So far, President Donald Trump is batting two for two in picking nominees for VA secretary who go on to have their careers ruined in short order.
Former VA secretary David Shulkin served for barely one year in the top role after now having his career ruined due to political infighting and ethical missteps. Shulkin is the first secretary to be fired in some time, much less to be fired over Twitter. One can imagine he will not get the big seat at his favorite Philadelphia country club.
Recent nominee Ronny Jackson experienced an immediate attack from Sen. John Tester (D-Mt) that not only pressured Jackson to withdraw but also resulted in Jackson not returning to his previous role as the President’s doctor, either.
While Jackson denied allegations against him, Washington Post acknowledged the allegations are hard to prove and disprove. The Secret Service indicated the allegations in at least one instance and Tester’s office has yet to release supporting documentation of allegations emanated from them.
Jackson Should Be “Investigated”
“I think some of those allegations do warrant being investigated,” said Rep. Trey Gowdy (R-SC) on Face the Nation.
“I don’t think you want members of Congress deciding whether or not the prescribing of Ambien is within the course of a professional medical practice,” Gowdy said. “In fact, I can’t think of anybody less well-qualified to decide whether Ambien should be prescribed than a bunch of lawyers.”
Nice. Not to say the allegations are fraudulent or not, but the hammering of the past secretary and most recent nominee should make any future nominee think twice, especially if he or she lacks support from certain segments of the veteran community.
Switching gears, an op-ed in The Hill recently addressed a major question the next VA secretary will need to answer: How will VA provide the care it claims to provide?
Advocate Rory Riley answered this question by calling into question the agency’s scam-like assertion that it is the nation’s largest “integrated health-care system” without delivering much integration despite a budget that has quadrupled in the past 17 years.
“Is VA A Scam?” Excerpt
Here is my favorite excpert from Riley’s article below in italics:
Like the public education system, the VA health-care system cannot be fixed with a simple court order or piece of legislation that demands integration.

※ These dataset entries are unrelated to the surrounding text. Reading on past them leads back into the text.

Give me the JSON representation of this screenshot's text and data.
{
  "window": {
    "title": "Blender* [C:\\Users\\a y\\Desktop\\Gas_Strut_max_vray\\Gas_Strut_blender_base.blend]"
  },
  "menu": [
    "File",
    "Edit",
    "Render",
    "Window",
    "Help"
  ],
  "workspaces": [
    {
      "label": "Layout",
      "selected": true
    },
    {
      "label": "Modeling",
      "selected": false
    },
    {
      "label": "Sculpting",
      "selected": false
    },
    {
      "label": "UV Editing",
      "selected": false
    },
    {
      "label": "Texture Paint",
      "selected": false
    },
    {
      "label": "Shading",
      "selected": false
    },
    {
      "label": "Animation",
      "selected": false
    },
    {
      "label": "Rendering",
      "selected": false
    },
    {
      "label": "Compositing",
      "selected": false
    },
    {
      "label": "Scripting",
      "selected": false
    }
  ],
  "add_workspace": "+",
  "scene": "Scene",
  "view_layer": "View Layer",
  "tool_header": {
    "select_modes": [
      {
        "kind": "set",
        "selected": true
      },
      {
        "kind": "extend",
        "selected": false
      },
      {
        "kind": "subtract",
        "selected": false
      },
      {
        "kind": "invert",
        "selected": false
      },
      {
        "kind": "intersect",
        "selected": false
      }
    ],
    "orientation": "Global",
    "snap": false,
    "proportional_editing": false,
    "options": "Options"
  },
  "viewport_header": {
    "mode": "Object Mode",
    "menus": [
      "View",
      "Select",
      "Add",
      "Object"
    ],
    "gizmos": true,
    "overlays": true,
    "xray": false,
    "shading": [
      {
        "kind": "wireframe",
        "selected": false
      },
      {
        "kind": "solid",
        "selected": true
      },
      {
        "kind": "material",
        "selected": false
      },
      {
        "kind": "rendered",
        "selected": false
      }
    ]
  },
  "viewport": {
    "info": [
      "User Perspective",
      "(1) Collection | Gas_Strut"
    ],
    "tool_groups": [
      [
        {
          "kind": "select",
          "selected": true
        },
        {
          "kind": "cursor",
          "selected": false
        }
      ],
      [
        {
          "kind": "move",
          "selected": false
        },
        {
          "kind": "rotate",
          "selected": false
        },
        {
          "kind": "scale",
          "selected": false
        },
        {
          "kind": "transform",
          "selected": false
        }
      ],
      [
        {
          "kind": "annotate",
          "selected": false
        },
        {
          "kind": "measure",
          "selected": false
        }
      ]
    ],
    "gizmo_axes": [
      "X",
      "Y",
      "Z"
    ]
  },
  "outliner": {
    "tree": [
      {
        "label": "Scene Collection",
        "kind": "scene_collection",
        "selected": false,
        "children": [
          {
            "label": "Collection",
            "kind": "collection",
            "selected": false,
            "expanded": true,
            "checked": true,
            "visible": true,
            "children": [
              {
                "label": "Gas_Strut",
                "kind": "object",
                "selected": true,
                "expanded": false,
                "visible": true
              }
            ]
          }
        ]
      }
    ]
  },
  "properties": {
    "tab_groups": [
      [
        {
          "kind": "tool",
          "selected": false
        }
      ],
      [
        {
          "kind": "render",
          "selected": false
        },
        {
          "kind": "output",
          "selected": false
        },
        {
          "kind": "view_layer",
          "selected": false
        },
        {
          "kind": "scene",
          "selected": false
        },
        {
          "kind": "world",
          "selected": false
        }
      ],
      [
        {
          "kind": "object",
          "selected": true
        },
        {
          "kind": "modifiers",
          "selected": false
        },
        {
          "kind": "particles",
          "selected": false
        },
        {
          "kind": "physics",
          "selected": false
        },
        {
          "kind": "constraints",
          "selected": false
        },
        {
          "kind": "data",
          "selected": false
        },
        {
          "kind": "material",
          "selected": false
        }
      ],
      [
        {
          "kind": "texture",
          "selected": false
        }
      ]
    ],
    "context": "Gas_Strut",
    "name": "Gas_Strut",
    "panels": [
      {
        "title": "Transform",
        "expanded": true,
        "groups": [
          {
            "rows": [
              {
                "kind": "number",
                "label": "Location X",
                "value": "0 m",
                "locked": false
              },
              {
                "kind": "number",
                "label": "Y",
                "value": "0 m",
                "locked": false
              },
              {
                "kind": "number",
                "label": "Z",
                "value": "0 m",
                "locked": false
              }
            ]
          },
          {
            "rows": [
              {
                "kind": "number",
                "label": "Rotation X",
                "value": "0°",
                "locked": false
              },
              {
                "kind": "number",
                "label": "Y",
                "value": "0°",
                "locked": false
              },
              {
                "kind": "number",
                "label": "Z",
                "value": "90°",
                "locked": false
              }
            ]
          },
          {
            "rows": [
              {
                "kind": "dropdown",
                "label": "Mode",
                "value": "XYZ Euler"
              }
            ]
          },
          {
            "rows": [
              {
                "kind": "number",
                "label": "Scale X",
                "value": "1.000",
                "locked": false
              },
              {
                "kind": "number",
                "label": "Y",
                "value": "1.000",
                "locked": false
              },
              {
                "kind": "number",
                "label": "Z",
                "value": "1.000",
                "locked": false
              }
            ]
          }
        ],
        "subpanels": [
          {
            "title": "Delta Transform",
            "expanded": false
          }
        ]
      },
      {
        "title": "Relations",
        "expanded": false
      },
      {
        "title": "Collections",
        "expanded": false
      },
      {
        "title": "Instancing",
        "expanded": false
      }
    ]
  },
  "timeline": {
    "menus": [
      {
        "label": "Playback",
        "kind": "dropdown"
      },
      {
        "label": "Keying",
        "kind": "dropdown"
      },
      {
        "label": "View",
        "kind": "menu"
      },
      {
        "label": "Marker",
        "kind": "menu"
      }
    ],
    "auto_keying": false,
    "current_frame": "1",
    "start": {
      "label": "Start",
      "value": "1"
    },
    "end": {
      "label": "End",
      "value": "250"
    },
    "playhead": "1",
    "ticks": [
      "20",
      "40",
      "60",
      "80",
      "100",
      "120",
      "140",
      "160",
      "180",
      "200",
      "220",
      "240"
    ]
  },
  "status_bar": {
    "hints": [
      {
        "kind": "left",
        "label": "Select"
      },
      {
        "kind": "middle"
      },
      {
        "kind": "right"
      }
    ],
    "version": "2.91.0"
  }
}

Even if Congress ordered the VA to have the same choice and access to health care as everybody else (which seems likely, given the Administration’s repeated statement of VA-related priorities), the result would include chaos, resistance and a slow path to acceptance.
Many aging veteran don’t have the ability to let this path take its course, so, let’s start shifting the conversation from whether veterans should have the same access as those in other government health-care programs (such as Medicare, Medicaid, Tricare and ObamaCare) to how to provide veterans with such access via a truly integrated health-care system.
By definition, an “integrated health-care system” is “a network of organizations that provides, or arranges to provide, a coordinated continuum of services to a defined population and is willing to be held clinically and fiscally accountable for the health status of the population served.”
Although the VA currently professes to be “America’s largest integrated health-care system,” this simply isn’t true.
VA has struggled with long wait times and an inept community care program, resulting in an inability to provide a continuum of services to veterans and more importantly, has not been held clinically or fiscally accountable for veterans’ health — the VA’s budget has quadrupled since 2001, yet some veterans still struggle for access to care.
To remedy this problem, the American people must accept the fact that forced participation in a separate system of veterans’ health care, while noble in theory, is unequal in reality. Rather than attempting to maintain a separate health-care system for veterans, let’s allow veterans the choice to use the same system everybody else uses, which would also result in better care as plans and providers, including the VA itself, would compete to provide our veterans with the care they have earned.
Riley’s op-ed excerpt above makes me wonder how much VA has paid, to date, for marketing firms to spin reality to make VA seem like its healthcare system is more “integrated” than it truly is.
Choice Funding Mess With A Touch Of Backlog
With problems like the Veterans Choice Program mess where the program runs out of money every few months and the looming benefits appeals backlog – – when coupled with the horrific track record of Trump’s Cabinet picks hitting the pavement much quicker than in previous administrations – – do veterans stand much of a chance with any new nominee?
Anyone who would be an acceptable choice of the Big Six dinosaur VSOs, entrenched VA bureaucrats, and the majority of Democrats and Republicans, would be a major player in the Iron Triangle. And, anyone with options would likely second guess whether to take on a career bender like running VA. Apparently, even being nominated can take your career down a peg or two.
In this climate, I doubt veterans will get a quality nominee, but let’s hope. However, Trump needs to rethink how he selects and treats his Cabinet members. Firing over Twitter is poor form, and when you are dealing with candidates who could otherwise be well-paid CEOs of major corporations, airing dirty laundry via tweet will shrink your candidate pool in a flash.